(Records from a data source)
[Start of section]

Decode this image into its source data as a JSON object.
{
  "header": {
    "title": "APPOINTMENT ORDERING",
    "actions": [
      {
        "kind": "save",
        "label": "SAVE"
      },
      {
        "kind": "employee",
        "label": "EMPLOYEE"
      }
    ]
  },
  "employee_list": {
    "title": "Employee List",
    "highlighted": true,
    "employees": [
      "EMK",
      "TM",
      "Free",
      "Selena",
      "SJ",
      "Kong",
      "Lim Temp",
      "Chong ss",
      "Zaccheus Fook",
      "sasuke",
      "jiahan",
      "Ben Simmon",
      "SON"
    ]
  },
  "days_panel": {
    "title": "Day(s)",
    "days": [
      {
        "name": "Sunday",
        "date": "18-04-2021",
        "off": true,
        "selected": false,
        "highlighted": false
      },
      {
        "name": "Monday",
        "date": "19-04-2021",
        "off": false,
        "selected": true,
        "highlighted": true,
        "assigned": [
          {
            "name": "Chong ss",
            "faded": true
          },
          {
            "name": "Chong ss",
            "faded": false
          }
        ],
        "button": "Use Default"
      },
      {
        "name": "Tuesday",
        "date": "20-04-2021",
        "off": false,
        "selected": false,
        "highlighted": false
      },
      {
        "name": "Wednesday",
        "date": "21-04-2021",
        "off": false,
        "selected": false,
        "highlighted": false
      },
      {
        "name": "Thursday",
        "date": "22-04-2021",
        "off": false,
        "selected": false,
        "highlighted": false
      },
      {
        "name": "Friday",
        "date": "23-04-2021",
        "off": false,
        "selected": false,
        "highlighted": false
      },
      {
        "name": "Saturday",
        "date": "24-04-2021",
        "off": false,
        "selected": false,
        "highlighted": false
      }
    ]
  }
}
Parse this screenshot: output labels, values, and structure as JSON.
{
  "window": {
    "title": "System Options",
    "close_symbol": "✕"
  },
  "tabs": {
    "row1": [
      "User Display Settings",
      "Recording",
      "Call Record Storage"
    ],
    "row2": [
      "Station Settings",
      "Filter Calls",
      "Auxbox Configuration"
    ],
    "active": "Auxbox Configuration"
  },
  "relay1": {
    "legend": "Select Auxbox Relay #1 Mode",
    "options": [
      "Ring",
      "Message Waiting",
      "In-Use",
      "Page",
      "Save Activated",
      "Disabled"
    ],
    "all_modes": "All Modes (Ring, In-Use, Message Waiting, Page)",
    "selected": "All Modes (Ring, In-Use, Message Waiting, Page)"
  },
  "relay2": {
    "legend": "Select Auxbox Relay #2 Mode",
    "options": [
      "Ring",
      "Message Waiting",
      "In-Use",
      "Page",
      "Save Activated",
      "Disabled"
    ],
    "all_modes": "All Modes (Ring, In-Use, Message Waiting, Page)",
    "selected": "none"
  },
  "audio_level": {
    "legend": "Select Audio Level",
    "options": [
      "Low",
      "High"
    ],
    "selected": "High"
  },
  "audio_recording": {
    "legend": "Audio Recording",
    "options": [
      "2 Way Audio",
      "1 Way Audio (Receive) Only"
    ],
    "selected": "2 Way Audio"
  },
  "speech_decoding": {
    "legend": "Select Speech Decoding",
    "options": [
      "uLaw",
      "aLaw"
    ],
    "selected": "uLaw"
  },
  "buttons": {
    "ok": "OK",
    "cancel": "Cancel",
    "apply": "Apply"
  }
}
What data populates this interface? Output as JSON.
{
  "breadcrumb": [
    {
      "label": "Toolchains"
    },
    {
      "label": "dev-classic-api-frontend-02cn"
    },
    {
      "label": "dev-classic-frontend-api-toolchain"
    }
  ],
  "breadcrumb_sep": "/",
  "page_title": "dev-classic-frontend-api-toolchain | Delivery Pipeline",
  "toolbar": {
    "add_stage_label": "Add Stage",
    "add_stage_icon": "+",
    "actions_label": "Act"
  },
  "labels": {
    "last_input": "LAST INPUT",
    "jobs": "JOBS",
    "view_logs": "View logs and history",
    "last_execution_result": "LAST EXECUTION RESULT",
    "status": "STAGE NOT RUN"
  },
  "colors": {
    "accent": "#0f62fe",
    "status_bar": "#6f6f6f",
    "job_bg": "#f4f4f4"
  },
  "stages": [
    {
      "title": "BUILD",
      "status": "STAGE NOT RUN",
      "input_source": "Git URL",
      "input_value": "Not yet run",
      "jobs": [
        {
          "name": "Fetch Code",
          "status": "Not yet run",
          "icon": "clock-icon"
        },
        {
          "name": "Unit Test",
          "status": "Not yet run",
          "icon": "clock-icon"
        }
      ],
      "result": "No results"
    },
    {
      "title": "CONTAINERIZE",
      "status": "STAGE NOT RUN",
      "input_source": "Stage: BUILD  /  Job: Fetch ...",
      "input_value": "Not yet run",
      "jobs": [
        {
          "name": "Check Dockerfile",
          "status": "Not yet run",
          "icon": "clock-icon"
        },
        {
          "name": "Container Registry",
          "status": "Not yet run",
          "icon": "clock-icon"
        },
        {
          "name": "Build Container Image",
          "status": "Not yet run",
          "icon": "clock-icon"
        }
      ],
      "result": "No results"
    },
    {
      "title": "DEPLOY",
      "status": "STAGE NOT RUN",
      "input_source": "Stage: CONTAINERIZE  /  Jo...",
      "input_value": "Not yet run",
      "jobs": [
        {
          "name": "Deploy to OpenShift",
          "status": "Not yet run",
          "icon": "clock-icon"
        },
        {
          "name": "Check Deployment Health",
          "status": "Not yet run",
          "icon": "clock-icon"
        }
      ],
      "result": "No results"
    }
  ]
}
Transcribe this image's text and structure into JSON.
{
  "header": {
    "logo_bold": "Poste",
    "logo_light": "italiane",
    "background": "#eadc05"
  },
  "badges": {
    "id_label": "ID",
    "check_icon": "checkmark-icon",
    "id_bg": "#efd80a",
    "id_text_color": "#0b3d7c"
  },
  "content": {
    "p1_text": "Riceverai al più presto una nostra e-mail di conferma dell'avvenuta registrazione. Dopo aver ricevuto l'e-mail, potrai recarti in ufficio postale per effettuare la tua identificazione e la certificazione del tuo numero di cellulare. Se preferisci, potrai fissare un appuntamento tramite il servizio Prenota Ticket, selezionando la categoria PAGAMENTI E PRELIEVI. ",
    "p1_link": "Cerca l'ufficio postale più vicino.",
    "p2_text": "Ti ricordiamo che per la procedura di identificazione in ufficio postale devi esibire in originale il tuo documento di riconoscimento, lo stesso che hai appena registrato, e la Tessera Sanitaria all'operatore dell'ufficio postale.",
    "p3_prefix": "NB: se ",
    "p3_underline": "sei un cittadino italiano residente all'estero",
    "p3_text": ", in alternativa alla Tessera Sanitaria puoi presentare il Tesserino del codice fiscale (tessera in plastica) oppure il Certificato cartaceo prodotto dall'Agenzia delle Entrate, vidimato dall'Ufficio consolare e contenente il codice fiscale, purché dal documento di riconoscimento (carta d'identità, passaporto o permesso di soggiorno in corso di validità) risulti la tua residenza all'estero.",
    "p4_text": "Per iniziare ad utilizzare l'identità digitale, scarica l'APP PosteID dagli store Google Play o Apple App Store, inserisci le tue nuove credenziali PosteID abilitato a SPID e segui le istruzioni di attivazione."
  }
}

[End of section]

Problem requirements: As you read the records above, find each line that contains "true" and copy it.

Solution:
    "highlighted": true,
        "off": true,
        "selected": true,
        "highlighted": true,
            "faded": true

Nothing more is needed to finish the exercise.